• _Dataset rows describing interfaces_
* * * * *

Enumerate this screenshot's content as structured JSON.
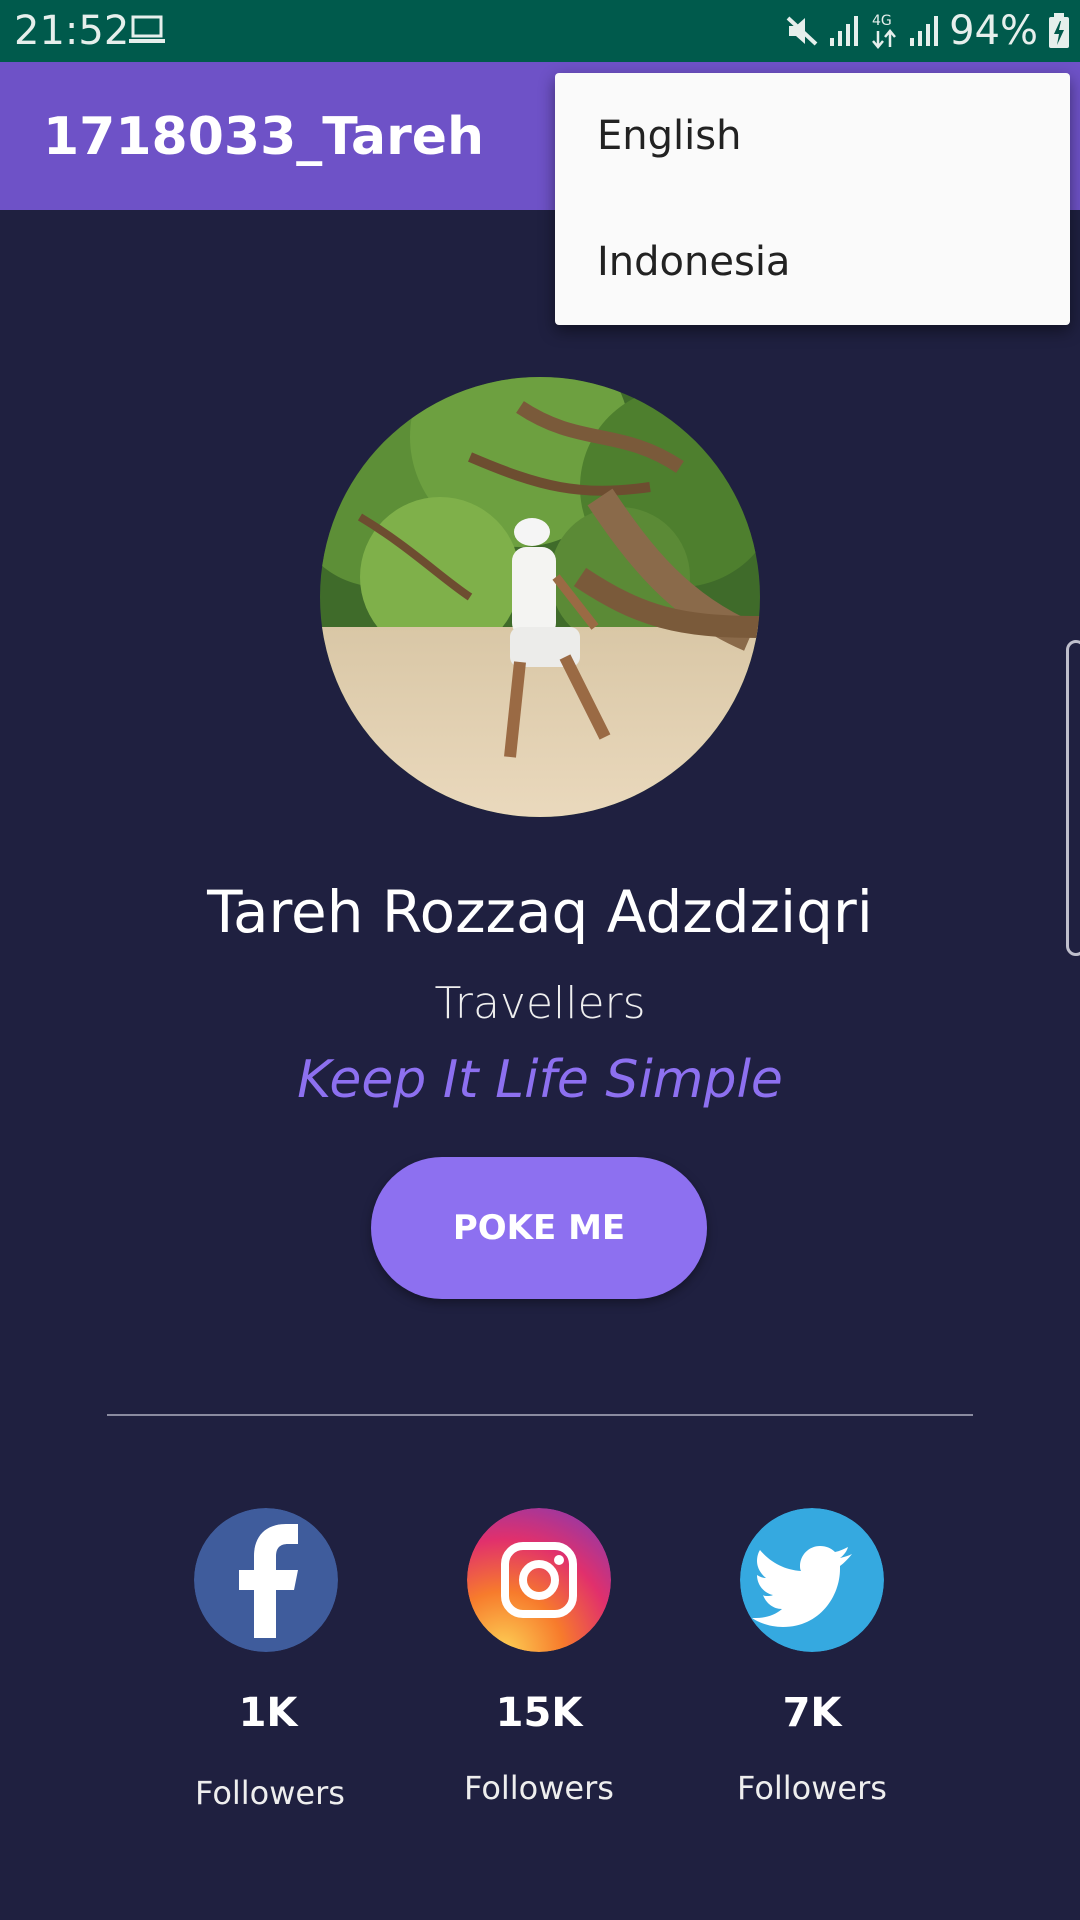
{
  "status_bar": {
    "time": "21:52",
    "battery": "94%",
    "network": "4G",
    "icons": [
      "laptop-icon",
      "mute-icon",
      "signal-icon",
      "network-4g-icon",
      "signal-icon",
      "battery-charging-icon"
    ]
  },
  "app_bar": {
    "title": "1718033_Tareh"
  },
  "popup_menu": {
    "items": [
      {
        "label": "English"
      },
      {
        "label": "Indonesia"
      }
    ]
  },
  "profile": {
    "name": "Tareh Rozzaq Adzdziqri",
    "role": "Travellers",
    "motto": "Keep It Life Simple",
    "button_label": "POKE ME"
  },
  "social": [
    {
      "network": "facebook",
      "icon": "facebook-icon",
      "count": "1K",
      "label": "Followers",
      "color": "#3f5c9c"
    },
    {
      "network": "instagram",
      "icon": "instagram-icon",
      "count": "15K",
      "label": "Followers",
      "color": "#e1306c"
    },
    {
      "network": "twitter",
      "icon": "twitter-icon",
      "count": "7K",
      "label": "Followers",
      "color": "#35a9e0"
    }
  ],
  "colors": {
    "status_bar": "#005a4c",
    "app_bar": "#6e52c7",
    "background": "#1f2040",
    "accent": "#8d70f0"
  }
}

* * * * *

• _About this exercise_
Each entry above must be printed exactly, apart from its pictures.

• _Written reply_
Enumerate this screenshot's content as structured JSON.
{
  "status_bar": {
    "time": "21:52",
    "battery": "94%",
    "network": "4G",
    "icons": [
      "laptop-icon",
      "mute-icon",
      "signal-icon",
      "network-4g-icon",
      "signal-icon",
      "battery-charging-icon"
    ]
  },
  "app_bar": {
    "title": "1718033_Tareh"
  },
  "popup_menu": {
    "items": [
      {
        "label": "English"
      },
      {
        "label": "Indonesia"
      }
    ]
  },
  "profile": {
    "name": "Tareh Rozzaq Adzdziqri",
    "role": "Travellers",
    "motto": "Keep It Life Simple",
    "button_label": "POKE ME"
  },
  "social": [
    {
      "network": "facebook",
      "icon": "facebook-icon",
      "count": "1K",
      "label": "Followers",
      "color": "#3f5c9c"
    },
    {
      "network": "instagram",
      "icon": "instagram-icon",
      "count": "15K",
      "label": "Followers",
      "color": "#e1306c"
    },
    {
      "network": "twitter",
      "icon": "twitter-icon",
      "count": "7K",
      "label": "Followers",
      "color": "#35a9e0"
    }
  ],
  "colors": {
    "status_bar": "#005a4c",
    "app_bar": "#6e52c7",
    "background": "#1f2040",
    "accent": "#8d70f0"
  }
}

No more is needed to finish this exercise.